Senior lecturer at the University of Otago Sean Connelly asks what the purpose of our food system really is.
Seeds for Change
When "organic" becomes just another marketing term, it might be time to think again, writes Sean Connelly.
While we are renowned worldwide for our farming and agriculture productivity, New Zealand does not actually have much high-class agricultural land, writes Sean Connelly.
The food crops of tomorrow will need a new crop of growers to produce them, writes Sean Connelly.
New ideas can flourish if we give them room to grow, writes Sean Connelly.
A more personal relationship with our food producers will bring change, writes Sean Connelly.
Globally, we produce too much food, Sean Connelly writes.
There are real world examples of what a local food strategy can look like, Sean Connelly writes.
There has been a lot of attention directed towards the loss of banking services in communities throughout Otago, Sean Connelly writes.
Community food centres are an emerging model that's being used to bring people together to grow, cook, share and advocate for good food.
James Herriot’s novels describe changes to the food system that now need to be addressed, Sean Connelly writes.
The cost of change might be lighter if borne by all, Sean Connelly writes.
The work that goes into our food meeds to be acknowledged, Sean Connelly writes.
When people think of a tangible example of a sustainable local food activity, community gardens often come to mind, Sean Connelly writes.
University of Otago lecturer Sean Connelly looks at the Dunedin City Council's draft environment strategy.
For those of us fortunate enough to have access to a garden and freshly grown vegetables, now is the time to fully appreciate local food, Sean Connelly writes.
What is the link between food and greenhouse gas (GHG) emissions, Sean Connelly asks.
Watching our household food waste is an excellent chance to reduce our individual carbon footprints, writes Sean Connelly.
Concern about food generally begins in one of two places.

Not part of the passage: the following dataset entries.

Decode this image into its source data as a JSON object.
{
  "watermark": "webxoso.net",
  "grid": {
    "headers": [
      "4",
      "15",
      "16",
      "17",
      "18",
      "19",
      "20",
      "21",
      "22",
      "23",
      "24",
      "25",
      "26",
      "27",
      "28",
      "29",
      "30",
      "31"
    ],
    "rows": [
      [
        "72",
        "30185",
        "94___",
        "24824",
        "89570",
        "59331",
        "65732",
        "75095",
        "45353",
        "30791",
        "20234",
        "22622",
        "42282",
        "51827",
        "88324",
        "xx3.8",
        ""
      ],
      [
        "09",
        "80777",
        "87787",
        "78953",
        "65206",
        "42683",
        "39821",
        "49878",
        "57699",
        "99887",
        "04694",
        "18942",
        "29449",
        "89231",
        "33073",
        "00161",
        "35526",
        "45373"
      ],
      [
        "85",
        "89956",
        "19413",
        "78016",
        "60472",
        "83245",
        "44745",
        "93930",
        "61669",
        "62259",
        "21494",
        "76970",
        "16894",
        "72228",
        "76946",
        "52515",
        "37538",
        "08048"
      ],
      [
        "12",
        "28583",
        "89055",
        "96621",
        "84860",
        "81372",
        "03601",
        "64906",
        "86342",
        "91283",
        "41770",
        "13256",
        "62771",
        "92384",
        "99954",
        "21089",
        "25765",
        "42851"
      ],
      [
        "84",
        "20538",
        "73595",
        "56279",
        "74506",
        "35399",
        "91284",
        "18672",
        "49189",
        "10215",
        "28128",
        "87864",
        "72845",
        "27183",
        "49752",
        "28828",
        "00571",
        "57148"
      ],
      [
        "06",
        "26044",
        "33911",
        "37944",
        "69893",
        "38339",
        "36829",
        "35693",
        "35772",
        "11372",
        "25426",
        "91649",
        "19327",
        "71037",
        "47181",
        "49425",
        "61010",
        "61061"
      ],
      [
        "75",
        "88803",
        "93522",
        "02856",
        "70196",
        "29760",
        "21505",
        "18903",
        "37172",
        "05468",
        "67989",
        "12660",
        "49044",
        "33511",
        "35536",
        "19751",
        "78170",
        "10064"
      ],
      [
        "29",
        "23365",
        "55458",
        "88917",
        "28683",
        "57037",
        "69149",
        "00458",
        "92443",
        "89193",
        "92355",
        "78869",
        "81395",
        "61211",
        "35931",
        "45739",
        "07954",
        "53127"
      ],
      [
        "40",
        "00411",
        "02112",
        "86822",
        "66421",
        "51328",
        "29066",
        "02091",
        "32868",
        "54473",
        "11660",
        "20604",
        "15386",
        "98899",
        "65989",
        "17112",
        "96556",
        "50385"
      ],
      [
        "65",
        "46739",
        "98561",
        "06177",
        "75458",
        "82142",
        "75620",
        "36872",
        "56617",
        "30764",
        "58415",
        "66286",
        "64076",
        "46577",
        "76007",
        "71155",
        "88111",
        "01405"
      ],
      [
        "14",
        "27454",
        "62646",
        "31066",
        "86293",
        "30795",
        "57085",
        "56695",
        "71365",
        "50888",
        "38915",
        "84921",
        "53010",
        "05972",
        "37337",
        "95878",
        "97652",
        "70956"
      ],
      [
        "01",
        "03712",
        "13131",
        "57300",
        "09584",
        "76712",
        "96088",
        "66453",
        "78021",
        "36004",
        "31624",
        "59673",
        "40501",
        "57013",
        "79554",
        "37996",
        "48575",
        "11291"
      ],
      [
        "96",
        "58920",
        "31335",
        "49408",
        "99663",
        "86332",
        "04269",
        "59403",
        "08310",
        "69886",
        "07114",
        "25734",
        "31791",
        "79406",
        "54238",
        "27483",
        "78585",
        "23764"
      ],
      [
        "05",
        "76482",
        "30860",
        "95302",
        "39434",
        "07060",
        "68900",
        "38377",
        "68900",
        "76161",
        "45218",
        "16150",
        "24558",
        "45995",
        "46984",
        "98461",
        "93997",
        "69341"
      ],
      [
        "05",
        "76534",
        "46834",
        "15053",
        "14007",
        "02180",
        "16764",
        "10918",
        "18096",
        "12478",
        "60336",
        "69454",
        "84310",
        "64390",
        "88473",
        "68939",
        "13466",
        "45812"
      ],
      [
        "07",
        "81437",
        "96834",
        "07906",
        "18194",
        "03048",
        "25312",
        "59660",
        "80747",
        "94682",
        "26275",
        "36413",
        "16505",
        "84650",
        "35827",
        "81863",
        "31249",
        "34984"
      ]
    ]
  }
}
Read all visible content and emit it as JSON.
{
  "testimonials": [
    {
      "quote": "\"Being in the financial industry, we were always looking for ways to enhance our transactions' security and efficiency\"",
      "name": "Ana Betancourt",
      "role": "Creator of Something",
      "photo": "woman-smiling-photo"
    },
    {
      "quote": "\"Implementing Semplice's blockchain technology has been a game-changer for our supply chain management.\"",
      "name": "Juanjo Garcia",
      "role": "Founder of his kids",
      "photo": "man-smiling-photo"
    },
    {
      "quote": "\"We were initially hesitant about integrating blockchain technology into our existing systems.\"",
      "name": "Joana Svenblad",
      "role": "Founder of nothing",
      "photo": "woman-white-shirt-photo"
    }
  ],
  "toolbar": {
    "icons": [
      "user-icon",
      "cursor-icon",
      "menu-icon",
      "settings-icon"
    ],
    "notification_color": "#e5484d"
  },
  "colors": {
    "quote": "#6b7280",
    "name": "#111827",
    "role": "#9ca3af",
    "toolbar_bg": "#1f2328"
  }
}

We have a dominant food system that does not reward sustainable food producers for positive outcomes and actually subsidises unsustainable farming practices. But what if that changed? Would a more sustainable food system take the place of the existing dominant conventional food system?